A pear-shaped mace from Dean, India. Metropolitan Museum of Art, New York. On the arm of Ilya Muromets, she obviously would not have looked!
Mace with spikes, Italy, Milan, second half of the XNUMXth century. Wallace Collection, London. And such a mace would also not look, although it really existed.
The last third hero is the youngest and, apparently, therefore dressed in the “youngest” armor for Russia. He wears a helmet and a chain-plate armor of a clearly eastern pattern. Well, and, of course, the bow is beautifully written out, again from the Armory collection.
Helmet XVIII - XIX centuries. India or Persia. Weight 1780,4 g (Metropolitan Museum of Art, New York)
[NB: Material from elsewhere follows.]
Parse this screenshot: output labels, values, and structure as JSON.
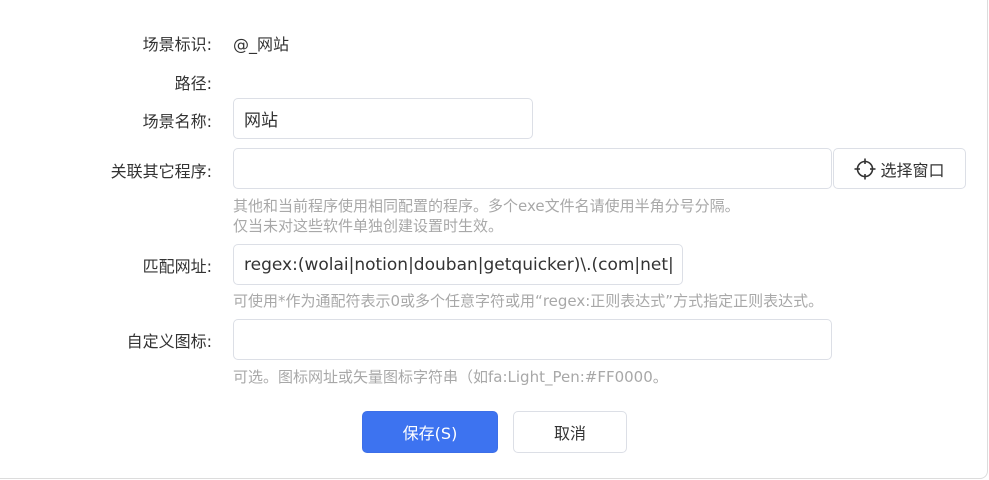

It is interesting that on his neck he has a hryvnia and a chain, and a ring with a stone on his finger, and a ring, and his belt with a set is rich, that is, Alesha loves to have a fake from Vasnetsov, and even without that, if he succeeded in appearance, and how then in this case, “good fellow” and without a beautiful “pattern”? Everyone writes about the harp at the saddle, but somehow the crosshairs and the top of the sword have some similarities with these details of the sword of Charles the Great “Jauiez” somehow no one paid attention, although there is such a similarity. True, the ends of the crosshairs of the French sword are clearly longer.
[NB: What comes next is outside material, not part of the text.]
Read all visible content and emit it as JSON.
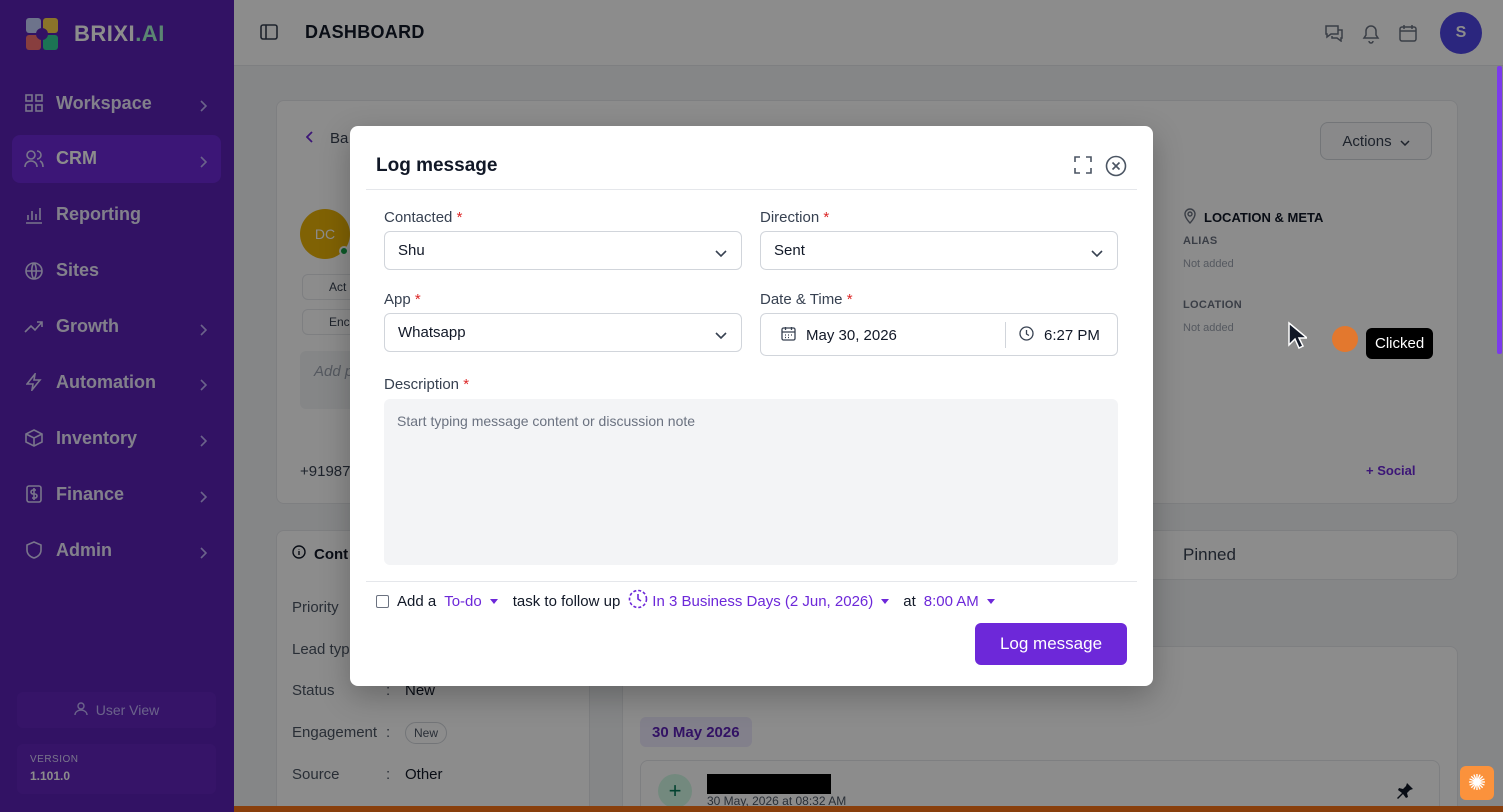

Could Alyosha be dressed differently? Yes you can. Here, for example, as in the illustration from the book of A.V. Whiskey "A historical description of clothing and weapons of the Russian troops, ed. Viskovatova A.V., Part 1. St. Petersburg. The military. typ., 1841-1862. Fig. 95. " As you can see, his bow is exactly the same, and his saber is clearly of an oriental type. The armor is a bandar with a mantle, and on the head is a “paper hat”. But, in principle, this would give absolutely nothing to reveal his image, there was simply a painted illustration “from the Whiskey”
We do not know what the artist was thinking about, creating this ingenious canvas. He left no recollections of how he painted this picture. But the thought involuntarily comes to mind that Dobrynya symbolizes Byzantium and the Varangians, Alyosha is the East, from which the eastern weapons and the traditions of on-line combat came to us, but Ilya Muromets embodies the unifying force of the Russian people, it stands between the West and the East, the most powerful, powerful and wise.
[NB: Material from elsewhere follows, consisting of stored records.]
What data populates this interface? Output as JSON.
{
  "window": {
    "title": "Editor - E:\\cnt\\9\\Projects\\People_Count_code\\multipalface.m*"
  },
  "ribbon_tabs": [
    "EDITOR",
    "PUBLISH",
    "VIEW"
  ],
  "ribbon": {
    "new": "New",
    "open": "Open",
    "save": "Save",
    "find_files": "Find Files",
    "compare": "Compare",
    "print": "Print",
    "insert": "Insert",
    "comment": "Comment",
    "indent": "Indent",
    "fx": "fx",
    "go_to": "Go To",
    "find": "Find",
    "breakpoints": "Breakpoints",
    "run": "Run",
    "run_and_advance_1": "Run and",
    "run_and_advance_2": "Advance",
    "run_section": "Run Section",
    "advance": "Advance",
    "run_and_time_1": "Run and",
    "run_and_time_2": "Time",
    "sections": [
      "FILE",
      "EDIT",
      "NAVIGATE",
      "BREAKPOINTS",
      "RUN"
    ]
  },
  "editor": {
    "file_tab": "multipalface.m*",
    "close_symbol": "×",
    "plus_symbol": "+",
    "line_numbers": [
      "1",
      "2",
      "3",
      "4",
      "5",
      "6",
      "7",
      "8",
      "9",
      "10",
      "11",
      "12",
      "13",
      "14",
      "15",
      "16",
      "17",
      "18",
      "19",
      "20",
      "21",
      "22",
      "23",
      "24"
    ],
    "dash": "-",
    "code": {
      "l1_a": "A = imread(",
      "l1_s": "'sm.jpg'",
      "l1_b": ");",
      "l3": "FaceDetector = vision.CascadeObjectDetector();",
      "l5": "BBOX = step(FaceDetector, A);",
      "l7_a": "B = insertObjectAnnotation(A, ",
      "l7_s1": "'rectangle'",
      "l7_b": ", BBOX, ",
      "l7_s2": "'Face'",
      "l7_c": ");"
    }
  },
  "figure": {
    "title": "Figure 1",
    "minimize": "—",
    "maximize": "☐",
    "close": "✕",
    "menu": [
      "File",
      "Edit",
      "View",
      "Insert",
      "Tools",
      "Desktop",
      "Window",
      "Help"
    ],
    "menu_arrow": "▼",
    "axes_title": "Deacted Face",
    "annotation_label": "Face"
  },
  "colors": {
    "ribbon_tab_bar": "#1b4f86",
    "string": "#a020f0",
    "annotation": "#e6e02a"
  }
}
So yes, there are paintings in which historicity is sacrificed for epicity, but if the master writes them, their quality does not suffer at all, we just understand that the artist has shifted a number of emphasis for greater expressiveness and ... that’s it! The idea dominates everything and masterfully dominates at the same time!
Now imagine that Vasnetsov would not be ... what he was, but would draw three warriors of different ages of the same time and belonging to the same culture. This could be an excellent illustration of the Black Grave burial or warriors in the “helmets of Yaroslav Vsevolodovich” - those who are richer, who are poorer. The whole three could have either round ones with a umbone or almond-shaped shields and ... what would we end up with? And would these heroes be compared with the heroes we know ?!